“The volunteer time and energy I’ve invested in kids is really the reward. Last summer we had a reunion of the kids that were my youth group back in the late eighties. Now they’re middle-aged adults. It was really neat to see these guys 20 years later married, having little kids of their own and working as professionals.”
The Celtic Cross award, presented to Davis by the First Presbyterian Church and National Association of Presbyterian Scouters, is prominent throughout the history of the Presbyterian Church. It symbolizes an individual’s exceptional involvement in youth ministry.
Ladona Clayton, superintendent of Clovis Municipal Schools, said Davis is sincerely dedicated to serving young people and creates a highly engaging learning environment at Clovis Christian School.

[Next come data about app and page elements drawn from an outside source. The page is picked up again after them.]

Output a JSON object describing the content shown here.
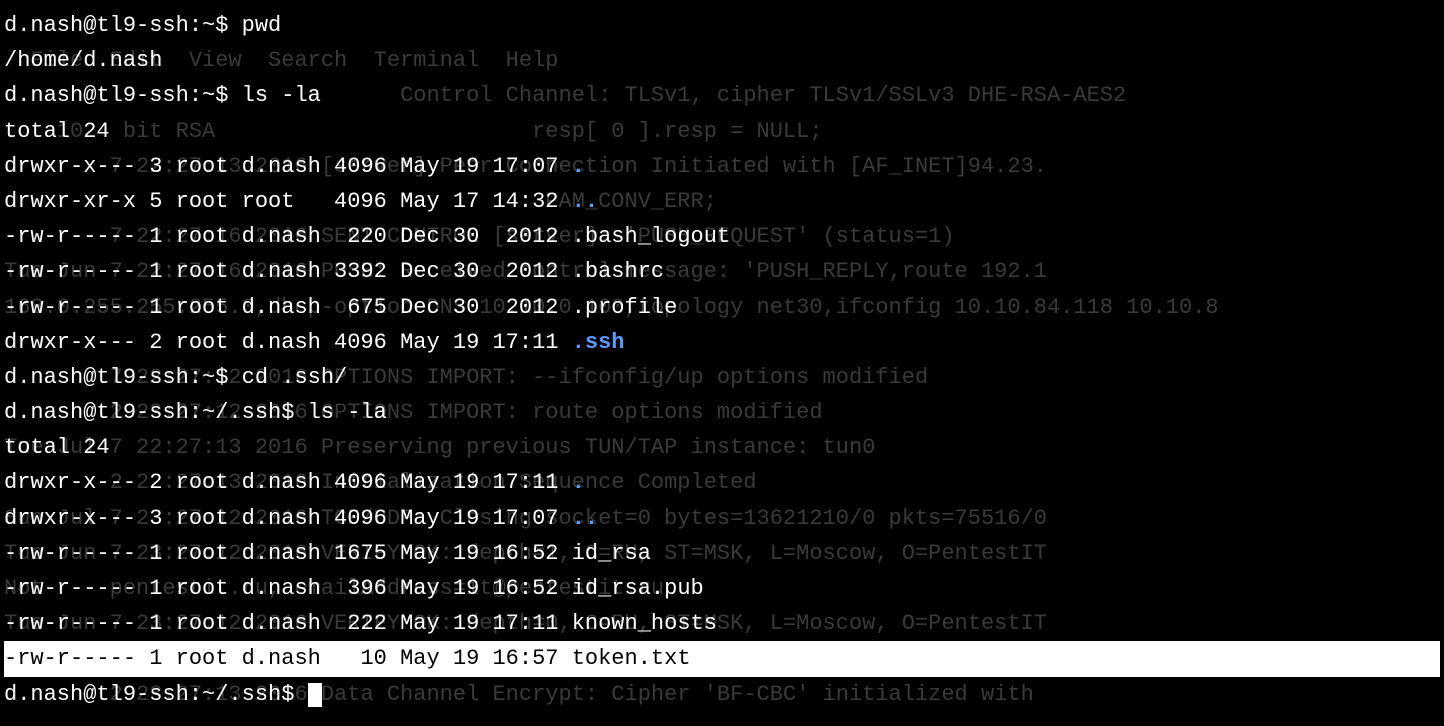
{
  "bg_lines": [
    "",
    "  File  Edit  View  Search  Terminal  Help",
    "                              Control Channel: TLSv1, cipher TLSv1/SSLv3 DHE-RSA-AES2",
    "    1024 bit RSA                        resp[ 0 ].resp = NULL;",
    "        7 22:27:13 2016 [server] Peer Connection Initiated with [AF_INET]94.23.",
    "                                         PAM_CONV_ERR;",
    "        7 22:27:16 2016 SENT CONTROL [server]: 'PUSH_REQUEST' (status=1)",
    "Tue Jun 7 22:27:16 2016 PUSH: Received control message: 'PUSH_REPLY,route 192.1",
    "168.0.255.255.255.0,dhcp-option DNS 10.10.0.100,topology net30,ifconfig 10.10.84.118 10.10.8",
    "",
    "        7 22:27:12 2016 OPTIONS IMPORT: --ifconfig/up options modified",
    "        2 23:27:12 2016 OPTIONS IMPORT: route options modified",
    "Tue Jul 7 22:27:13 2016 Preserving previous TUN/TAP instance: tun0",
    "        2 22:27:13 2016 Initialization Sequence Completed",
    "Sun Jul 7 23:27:12 2016 TCP/UDP: Closing socket=0 bytes=13621210/0 pkts=75516/0",
    "Tue Jun 7 23:27:12 2016 VERIFY OK: depth=1, C=RU, ST=MSK, L=Moscow, O=PentestIT",
    "Not     pentestit.ru, emailAddress=it@pentestit.ru",
    "Tue Jun 7 23:27:12 2016 VERIFY OK: depth=0, C=RU, ST=MSK, L=Moscow, O=PentestIT",
    "",
    "        2 23:27:13 2016 Data Channel Encrypt: Cipher 'BF-CBC' initialized with"
  ],
  "lines": [
    {
      "type": "prompt",
      "prompt": "d.nash@tl9-ssh:~$ ",
      "cmd": "pwd"
    },
    {
      "type": "output",
      "text": "/home/d.nash"
    },
    {
      "type": "prompt",
      "prompt": "d.nash@tl9-ssh:~$ ",
      "cmd": "ls -la"
    },
    {
      "type": "output",
      "text": "total 24"
    },
    {
      "type": "ls",
      "perms": "drwxr-x--- 3 root d.nash 4096 May 19 17:07 ",
      "name": ".",
      "dir": true
    },
    {
      "type": "ls",
      "perms": "drwxr-xr-x 5 root root   4096 May 17 14:32 ",
      "name": "..",
      "dir": true
    },
    {
      "type": "ls",
      "perms": "-rw-r----- 1 root d.nash  220 Dec 30  2012 ",
      "name": ".bash_logout",
      "dir": false
    },
    {
      "type": "ls",
      "perms": "-rw-r----- 1 root d.nash 3392 Dec 30  2012 ",
      "name": ".bashrc",
      "dir": false
    },
    {
      "type": "ls",
      "perms": "-rw-r----- 1 root d.nash  675 Dec 30  2012 ",
      "name": ".profile",
      "dir": false
    },
    {
      "type": "ls",
      "perms": "drwxr-x--- 2 root d.nash 4096 May 19 17:11 ",
      "name": ".ssh",
      "dir": true
    },
    {
      "type": "prompt",
      "prompt": "d.nash@tl9-ssh:~$ ",
      "cmd": "cd .ssh/"
    },
    {
      "type": "prompt",
      "prompt": "d.nash@tl9-ssh:~/.ssh$ ",
      "cmd": "ls -la"
    },
    {
      "type": "output",
      "text": "total 24"
    },
    {
      "type": "ls",
      "perms": "drwxr-x--- 2 root d.nash 4096 May 19 17:11 ",
      "name": ".",
      "dir": true
    },
    {
      "type": "ls",
      "perms": "drwxr-x--- 3 root d.nash 4096 May 19 17:07 ",
      "name": "..",
      "dir": true
    },
    {
      "type": "ls",
      "perms": "-rw-r----- 1 root d.nash 1675 May 19 16:52 ",
      "name": "id_rsa",
      "dir": false
    },
    {
      "type": "ls",
      "perms": "-rw-r----- 1 root d.nash  396 May 19 16:52 ",
      "name": "id_rsa.pub",
      "dir": false
    },
    {
      "type": "ls",
      "perms": "-rw-r----- 1 root d.nash  222 May 19 17:11 ",
      "name": "known_hosts",
      "dir": false
    },
    {
      "type": "ls-highlight",
      "perms": "-rw-r----- 1 root d.nash   10 May 19 16:57 ",
      "name": "token.txt",
      "dir": false
    },
    {
      "type": "prompt-cursor",
      "prompt": "d.nash@tl9-ssh:~/.ssh$ ",
      "cmd": ""
    }
  ]
}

Clayton said Davis created a class called “Innovations” in which he brings math to life through the application of real knowledge in hands-on activities. In the class students refurbish school property and construct new items useful on campus.
“He’s been a breath of fresh air at Clovis Christian High School. He works exceptionally well with the older students. That’s his gift,” Clayton said.
Davis is trying to start a youth ministry at the First Presbyterian Church and advises citizens to find a way to invest in children.
“If you’re not a kid person look for another way. Donate some money; make it possible for people who do work well with kids to work well with kids. It’s tremendously important to our society to invest in our kids and our young adults.”